Problem description
Scan the data below for lines holding the word "subtitle", and copy each line found.
◇ ◇ ◇
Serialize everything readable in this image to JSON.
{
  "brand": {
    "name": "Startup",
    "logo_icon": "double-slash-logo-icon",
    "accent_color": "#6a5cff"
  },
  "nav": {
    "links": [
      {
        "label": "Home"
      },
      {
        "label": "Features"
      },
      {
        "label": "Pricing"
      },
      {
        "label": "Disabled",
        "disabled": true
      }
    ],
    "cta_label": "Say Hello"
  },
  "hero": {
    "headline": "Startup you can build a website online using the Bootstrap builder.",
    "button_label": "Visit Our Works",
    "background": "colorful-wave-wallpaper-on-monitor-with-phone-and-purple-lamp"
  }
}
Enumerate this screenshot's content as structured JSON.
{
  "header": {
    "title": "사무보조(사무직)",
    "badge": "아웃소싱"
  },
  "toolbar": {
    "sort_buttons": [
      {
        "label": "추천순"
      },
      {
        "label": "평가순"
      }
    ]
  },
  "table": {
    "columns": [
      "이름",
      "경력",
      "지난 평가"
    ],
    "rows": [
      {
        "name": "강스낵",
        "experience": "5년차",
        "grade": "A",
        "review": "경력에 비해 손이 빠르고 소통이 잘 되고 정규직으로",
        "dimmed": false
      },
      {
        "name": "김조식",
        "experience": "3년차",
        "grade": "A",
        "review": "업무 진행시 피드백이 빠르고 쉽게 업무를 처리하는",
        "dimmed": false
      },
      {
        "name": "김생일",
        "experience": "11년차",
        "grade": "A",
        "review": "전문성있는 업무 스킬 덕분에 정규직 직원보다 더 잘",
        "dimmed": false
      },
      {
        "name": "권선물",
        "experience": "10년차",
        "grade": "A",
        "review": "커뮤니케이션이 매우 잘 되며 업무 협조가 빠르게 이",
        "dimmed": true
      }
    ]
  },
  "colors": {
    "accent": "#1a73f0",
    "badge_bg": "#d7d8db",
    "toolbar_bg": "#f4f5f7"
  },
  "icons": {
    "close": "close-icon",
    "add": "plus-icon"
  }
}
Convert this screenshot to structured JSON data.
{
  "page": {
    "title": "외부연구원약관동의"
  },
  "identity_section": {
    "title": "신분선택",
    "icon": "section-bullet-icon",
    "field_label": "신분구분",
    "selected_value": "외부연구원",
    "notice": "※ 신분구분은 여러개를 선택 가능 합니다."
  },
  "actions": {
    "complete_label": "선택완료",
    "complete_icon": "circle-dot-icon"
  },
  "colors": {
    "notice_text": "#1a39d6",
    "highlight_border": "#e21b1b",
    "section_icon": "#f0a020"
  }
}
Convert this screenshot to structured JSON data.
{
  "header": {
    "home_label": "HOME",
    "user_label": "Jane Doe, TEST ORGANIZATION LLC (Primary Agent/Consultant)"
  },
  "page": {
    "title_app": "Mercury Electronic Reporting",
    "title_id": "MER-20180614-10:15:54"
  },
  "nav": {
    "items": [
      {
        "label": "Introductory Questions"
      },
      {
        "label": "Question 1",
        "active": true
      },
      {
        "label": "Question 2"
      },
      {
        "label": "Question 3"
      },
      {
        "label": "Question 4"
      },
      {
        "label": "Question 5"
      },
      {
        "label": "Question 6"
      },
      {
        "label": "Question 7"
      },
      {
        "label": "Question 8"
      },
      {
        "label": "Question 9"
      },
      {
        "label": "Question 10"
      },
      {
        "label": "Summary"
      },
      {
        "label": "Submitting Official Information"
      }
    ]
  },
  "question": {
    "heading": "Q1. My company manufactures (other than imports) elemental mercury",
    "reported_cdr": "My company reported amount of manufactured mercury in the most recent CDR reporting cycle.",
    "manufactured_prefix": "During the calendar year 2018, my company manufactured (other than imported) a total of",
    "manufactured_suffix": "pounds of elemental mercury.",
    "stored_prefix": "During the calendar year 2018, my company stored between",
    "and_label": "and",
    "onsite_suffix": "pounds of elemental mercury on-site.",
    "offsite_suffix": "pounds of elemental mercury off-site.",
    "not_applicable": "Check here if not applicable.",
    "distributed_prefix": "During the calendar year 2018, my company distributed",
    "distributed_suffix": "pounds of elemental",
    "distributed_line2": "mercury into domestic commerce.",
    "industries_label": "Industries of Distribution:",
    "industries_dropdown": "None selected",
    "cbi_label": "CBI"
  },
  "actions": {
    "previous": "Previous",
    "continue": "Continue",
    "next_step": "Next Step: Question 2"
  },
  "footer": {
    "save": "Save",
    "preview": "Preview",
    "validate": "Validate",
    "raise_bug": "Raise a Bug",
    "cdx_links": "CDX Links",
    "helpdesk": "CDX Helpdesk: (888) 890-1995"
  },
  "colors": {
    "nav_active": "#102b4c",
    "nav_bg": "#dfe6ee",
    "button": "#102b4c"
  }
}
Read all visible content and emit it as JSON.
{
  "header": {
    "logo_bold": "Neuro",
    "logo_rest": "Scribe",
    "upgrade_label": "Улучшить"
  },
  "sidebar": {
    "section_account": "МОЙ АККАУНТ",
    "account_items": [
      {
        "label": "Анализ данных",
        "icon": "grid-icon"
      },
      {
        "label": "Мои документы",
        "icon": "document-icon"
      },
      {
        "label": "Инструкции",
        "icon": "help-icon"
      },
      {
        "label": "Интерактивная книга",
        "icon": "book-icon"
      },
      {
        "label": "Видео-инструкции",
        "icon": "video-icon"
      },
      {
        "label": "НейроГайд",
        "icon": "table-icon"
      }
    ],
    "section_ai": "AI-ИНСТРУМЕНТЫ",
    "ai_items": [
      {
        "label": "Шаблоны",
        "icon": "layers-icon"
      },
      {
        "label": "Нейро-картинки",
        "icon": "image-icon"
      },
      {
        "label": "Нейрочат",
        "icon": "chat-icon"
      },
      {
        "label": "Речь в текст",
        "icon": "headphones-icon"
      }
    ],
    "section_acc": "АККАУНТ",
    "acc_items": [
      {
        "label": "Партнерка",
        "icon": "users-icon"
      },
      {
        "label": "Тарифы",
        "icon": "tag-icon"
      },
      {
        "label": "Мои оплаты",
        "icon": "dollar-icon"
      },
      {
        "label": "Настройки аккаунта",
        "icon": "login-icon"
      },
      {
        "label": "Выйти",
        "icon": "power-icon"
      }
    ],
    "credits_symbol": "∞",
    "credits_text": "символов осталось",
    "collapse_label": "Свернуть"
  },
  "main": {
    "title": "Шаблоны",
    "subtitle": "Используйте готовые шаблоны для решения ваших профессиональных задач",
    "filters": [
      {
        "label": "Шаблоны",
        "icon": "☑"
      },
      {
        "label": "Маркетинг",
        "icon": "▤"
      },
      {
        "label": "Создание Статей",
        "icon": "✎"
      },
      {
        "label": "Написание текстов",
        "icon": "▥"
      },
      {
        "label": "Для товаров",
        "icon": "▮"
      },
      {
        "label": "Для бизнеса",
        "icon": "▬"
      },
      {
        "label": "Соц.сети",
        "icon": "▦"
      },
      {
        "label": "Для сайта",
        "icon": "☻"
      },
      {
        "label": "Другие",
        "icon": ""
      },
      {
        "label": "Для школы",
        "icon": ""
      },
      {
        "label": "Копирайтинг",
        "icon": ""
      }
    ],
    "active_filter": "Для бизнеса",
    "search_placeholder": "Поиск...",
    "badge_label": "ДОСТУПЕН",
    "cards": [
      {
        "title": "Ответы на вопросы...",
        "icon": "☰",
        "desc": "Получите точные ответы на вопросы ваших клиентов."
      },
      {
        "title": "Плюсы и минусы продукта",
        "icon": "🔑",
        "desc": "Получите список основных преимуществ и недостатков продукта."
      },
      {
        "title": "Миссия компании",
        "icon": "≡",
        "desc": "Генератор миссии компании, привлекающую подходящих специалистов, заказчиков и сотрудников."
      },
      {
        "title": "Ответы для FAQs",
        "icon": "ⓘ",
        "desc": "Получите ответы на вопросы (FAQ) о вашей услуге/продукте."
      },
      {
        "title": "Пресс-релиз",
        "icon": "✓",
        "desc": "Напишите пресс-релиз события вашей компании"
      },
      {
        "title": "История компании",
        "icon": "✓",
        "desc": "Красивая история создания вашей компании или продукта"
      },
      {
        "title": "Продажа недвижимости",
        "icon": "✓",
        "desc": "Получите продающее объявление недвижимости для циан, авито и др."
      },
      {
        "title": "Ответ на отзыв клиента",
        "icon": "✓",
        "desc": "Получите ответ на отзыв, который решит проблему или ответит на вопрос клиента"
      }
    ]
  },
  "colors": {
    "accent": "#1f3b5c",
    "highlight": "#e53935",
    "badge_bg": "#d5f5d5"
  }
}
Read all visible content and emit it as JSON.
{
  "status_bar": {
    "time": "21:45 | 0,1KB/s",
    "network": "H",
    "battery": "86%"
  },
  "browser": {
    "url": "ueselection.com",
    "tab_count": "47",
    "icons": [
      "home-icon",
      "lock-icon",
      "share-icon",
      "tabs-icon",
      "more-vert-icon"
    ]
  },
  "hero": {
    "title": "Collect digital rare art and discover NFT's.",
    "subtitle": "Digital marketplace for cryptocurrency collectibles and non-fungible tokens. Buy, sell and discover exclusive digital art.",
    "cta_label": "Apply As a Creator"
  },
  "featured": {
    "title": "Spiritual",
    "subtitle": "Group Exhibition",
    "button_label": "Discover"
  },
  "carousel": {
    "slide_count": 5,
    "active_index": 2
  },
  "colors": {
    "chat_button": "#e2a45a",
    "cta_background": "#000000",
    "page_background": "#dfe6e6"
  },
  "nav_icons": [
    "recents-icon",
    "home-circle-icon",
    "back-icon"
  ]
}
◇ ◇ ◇
Output of the task
    "subtitle": "Используйте готовые шаблоны для решения ваших профессиональных задач",
    "subtitle": "Digital marketplace for cryptocurrency collectibles and non-fungible tokens. Buy, sell and discover exclusive digital art.",
    "subtitle": "Group Exhibition",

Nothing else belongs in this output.